The muléta, Renato Bracelli.

A few years later, the bicycle was replaced by the motorbike and the Vespa. The wheel was fastened at the back and connected to the engine. It was a big jump in quality for the knife grinder, who saved himself not only the effort of moving around on foot and of turning the wheel, but also a considerable amount of time.

From the motorbike to the three-wheeled van, the Ape, was but a short step. A spark ignition engine was placed in the rear pickup, protected by a canvas, whereas the tiny cab protected the knifegrinder from the bad weather and the cold. The knifegrinder soon became a travelling tradesman as he was not only a grinder but also sold new tools, such as scissors and knives. His standard of living soon changed: alone or with other knifegrinders he hired a room in old houses, where he could prepare an evening meal and sleep more comfortably. He could also return more often to his village.

Towards the 70s, the figure of the muléta disappeared almost completely. Many inhabitants from Caspoggio found work in other sectors, such as construction, tourism and commerce. A few travelling muléta set up in the village and opened a workshop for this trade.

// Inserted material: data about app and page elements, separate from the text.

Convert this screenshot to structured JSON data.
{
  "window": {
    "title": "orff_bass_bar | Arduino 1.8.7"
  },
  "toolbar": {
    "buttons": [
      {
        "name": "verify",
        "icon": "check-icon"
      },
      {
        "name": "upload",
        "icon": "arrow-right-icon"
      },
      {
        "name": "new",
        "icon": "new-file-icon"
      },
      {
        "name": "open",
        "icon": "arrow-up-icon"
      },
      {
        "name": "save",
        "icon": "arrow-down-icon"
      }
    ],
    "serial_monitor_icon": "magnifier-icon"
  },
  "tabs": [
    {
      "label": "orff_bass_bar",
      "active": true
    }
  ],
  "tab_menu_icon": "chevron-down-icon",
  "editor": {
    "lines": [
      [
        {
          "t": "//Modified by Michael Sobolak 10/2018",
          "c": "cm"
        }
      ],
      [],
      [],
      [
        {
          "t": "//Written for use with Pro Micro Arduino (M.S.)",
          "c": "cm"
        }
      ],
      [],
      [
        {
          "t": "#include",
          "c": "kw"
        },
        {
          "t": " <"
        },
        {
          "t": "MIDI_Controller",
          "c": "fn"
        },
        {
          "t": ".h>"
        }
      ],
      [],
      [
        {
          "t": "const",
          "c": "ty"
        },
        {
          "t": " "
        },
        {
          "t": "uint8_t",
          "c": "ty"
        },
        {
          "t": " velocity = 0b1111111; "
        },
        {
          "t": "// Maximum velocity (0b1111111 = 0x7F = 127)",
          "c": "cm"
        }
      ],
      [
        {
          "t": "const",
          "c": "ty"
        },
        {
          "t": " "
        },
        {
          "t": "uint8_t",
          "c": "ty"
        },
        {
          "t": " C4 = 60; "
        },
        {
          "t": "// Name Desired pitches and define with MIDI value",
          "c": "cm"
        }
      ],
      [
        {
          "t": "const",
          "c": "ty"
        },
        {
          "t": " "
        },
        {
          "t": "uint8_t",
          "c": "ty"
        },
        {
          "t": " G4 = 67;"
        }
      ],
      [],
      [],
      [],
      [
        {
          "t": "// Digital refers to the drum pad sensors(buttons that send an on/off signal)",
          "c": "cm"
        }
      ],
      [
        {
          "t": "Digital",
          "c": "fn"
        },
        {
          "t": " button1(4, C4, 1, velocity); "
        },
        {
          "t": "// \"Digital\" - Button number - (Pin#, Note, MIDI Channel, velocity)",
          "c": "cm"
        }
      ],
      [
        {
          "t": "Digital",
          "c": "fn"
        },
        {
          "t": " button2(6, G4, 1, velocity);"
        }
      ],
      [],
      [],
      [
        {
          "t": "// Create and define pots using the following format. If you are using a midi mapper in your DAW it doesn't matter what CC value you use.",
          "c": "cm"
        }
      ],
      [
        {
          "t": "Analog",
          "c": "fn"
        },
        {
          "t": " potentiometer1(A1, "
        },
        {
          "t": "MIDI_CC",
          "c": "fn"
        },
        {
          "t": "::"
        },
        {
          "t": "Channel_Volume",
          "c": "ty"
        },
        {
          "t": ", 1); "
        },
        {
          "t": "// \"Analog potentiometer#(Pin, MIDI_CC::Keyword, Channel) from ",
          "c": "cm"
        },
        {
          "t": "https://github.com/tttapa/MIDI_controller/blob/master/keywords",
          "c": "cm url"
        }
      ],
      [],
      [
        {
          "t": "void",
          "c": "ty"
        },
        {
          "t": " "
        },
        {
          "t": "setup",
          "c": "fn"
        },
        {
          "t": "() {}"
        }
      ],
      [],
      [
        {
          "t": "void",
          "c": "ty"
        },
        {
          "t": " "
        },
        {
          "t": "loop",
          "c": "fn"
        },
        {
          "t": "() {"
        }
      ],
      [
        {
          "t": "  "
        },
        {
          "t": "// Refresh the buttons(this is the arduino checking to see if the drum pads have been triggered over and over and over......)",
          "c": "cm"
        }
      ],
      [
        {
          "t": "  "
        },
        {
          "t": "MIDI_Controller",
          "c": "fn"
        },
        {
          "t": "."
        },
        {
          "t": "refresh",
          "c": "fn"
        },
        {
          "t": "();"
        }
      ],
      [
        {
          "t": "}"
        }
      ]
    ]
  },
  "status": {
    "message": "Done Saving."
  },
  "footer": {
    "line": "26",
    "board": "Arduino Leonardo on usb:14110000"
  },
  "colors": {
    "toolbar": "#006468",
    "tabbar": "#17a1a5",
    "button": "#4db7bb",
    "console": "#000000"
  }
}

By the 90s, however, the work of the muléta had completely disappeared.


  • Marino Amonini, I muléta de Caspöcc’, in “Le Montagne Divertenti”, No. 16 (2011)
  • Antonio Boscacci, Lo ricordo così, in “Le Montagne Divertenti”, No. 16 (2011)
  • Franco Dioli, Caspoggio nel secondo millennio, Sondrio 2004
  • Sandrino Miotti – Rodolfo Pegorari, Inventario dei toponimi valtellinesi e valchiavennaschi. 18 Territorio comunale di Caspoggio, Società Storica Valtellinese, Sondrio 1986